#### [Assigned task]
Copy word for word, and only, the lines below from the one with "Give me the" through the last.
+ + + + +
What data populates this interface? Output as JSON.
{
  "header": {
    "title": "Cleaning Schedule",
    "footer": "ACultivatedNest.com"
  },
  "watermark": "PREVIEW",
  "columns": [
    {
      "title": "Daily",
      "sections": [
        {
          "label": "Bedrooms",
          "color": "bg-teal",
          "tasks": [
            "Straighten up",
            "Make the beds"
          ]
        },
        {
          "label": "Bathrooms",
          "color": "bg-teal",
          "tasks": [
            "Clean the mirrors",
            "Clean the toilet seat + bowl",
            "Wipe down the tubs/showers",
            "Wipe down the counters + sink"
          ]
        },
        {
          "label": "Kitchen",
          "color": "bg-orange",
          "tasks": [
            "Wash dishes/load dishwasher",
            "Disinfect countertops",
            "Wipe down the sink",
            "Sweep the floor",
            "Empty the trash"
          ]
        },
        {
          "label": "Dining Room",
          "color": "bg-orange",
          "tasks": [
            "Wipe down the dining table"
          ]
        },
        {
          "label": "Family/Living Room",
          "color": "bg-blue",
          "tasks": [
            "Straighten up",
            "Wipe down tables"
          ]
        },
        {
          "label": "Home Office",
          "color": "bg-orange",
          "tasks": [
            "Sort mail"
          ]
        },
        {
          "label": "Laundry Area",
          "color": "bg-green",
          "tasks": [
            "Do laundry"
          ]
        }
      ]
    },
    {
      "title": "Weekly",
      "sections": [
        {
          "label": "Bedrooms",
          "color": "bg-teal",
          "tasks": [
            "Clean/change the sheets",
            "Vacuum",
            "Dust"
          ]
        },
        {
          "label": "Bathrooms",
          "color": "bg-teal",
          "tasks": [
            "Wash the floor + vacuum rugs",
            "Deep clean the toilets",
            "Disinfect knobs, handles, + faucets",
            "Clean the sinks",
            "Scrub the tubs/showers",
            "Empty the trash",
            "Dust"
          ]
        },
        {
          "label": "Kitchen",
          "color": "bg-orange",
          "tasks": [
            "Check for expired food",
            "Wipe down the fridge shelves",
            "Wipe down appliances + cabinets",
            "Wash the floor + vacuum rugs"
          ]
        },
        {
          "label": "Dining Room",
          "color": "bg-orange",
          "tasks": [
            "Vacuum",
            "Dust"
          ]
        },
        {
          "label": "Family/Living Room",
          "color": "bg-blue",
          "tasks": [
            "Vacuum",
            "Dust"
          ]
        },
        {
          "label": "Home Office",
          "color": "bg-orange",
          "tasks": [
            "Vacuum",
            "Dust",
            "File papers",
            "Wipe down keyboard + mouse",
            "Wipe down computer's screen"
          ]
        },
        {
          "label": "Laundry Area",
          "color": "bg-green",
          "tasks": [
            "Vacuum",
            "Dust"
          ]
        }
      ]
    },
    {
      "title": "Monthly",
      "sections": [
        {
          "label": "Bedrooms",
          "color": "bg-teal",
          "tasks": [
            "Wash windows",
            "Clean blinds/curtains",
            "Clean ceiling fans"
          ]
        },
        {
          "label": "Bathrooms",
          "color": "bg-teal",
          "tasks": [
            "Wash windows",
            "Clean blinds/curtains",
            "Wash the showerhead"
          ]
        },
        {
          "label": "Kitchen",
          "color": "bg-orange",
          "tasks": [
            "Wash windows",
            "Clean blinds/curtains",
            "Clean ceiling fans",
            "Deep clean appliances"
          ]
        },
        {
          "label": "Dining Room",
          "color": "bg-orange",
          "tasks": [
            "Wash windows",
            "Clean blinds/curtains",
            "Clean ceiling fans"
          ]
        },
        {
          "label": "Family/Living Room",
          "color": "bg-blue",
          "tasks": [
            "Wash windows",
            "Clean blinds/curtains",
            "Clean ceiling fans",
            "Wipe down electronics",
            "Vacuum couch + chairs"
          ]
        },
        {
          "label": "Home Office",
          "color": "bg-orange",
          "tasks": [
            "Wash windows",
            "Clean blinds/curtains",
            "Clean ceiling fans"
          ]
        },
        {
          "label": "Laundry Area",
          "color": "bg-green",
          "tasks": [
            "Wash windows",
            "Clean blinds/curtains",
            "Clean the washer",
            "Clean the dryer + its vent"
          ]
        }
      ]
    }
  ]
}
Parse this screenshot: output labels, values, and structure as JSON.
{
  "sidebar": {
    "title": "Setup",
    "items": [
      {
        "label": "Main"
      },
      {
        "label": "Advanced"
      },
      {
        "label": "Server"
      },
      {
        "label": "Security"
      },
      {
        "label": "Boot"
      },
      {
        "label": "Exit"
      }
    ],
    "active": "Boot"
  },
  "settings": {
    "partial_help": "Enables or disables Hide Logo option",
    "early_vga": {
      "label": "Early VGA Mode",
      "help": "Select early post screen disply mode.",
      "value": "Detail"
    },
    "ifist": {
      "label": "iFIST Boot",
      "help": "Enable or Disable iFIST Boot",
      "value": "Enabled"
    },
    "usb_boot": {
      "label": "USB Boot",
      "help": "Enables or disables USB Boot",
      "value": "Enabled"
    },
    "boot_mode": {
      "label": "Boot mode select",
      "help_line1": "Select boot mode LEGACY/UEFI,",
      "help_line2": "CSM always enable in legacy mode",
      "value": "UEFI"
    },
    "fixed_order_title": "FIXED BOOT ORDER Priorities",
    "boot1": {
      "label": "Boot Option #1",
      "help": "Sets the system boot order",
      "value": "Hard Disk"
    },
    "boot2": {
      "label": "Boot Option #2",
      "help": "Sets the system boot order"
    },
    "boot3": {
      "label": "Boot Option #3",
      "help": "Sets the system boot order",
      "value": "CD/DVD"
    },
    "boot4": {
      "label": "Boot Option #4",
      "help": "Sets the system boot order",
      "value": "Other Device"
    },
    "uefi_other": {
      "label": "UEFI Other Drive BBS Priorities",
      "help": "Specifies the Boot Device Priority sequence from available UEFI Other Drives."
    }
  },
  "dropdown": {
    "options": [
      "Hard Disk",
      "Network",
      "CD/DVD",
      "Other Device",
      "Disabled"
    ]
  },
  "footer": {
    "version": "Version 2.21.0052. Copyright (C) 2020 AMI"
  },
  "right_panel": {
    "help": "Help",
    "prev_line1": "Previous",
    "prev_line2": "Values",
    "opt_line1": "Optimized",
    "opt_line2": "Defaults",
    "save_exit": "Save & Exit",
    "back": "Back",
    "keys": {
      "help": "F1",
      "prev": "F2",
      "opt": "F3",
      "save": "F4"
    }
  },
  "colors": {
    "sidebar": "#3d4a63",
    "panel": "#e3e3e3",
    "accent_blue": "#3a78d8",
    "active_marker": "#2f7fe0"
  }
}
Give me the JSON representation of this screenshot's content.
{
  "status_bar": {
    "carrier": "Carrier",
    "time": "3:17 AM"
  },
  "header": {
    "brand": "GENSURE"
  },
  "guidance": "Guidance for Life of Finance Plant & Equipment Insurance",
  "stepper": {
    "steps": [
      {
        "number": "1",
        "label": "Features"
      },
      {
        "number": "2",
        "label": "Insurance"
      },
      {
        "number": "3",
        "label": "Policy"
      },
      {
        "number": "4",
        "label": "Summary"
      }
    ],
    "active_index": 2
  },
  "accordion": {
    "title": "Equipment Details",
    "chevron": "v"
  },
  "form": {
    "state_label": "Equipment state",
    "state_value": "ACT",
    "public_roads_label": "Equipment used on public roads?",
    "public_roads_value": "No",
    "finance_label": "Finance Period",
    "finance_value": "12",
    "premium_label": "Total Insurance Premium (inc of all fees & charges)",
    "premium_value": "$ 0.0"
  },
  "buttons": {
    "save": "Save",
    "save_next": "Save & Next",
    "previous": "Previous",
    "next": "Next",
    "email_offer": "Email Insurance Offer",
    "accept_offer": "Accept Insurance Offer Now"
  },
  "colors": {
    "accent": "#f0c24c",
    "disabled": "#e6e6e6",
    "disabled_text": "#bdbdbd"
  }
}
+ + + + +
#### [Exercise answer]
Give me the JSON representation of this screenshot's content.
{
  "status_bar": {
    "carrier": "Carrier",
    "time": "3:17 AM"
  },
  "header": {
    "brand": "GENSURE"
  },
  "guidance": "Guidance for Life of Finance Plant & Equipment Insurance",
  "stepper": {
    "steps": [
      {
        "number": "1",
        "label": "Features"
      },
      {
        "number": "2",
        "label": "Insurance"
      },
      {
        "number": "3",
        "label": "Policy"
      },
      {
        "number": "4",
        "label": "Summary"
      }
    ],
    "active_index": 2
  },
  "accordion": {
    "title": "Equipment Details",
    "chevron": "v"
  },
  "form": {
    "state_label": "Equipment state",
    "state_value": "ACT",
    "public_roads_label": "Equipment used on public roads?",
    "public_roads_value": "No",
    "finance_label": "Finance Period",
    "finance_value": "12",
    "premium_label": "Total Insurance Premium (inc of all fees & charges)",
    "premium_value": "$ 0.0"
  },
  "buttons": {
    "save": "Save",
    "save_next": "Save & Next",
    "previous": "Previous",
    "next": "Next",
    "email_offer": "Email Insurance Offer",
    "accept_offer": "Accept Insurance Offer Now"
  },
  "colors": {
    "accent": "#f0c24c",
    "disabled": "#e6e6e6",
    "disabled_text": "#bdbdbd"
  }
}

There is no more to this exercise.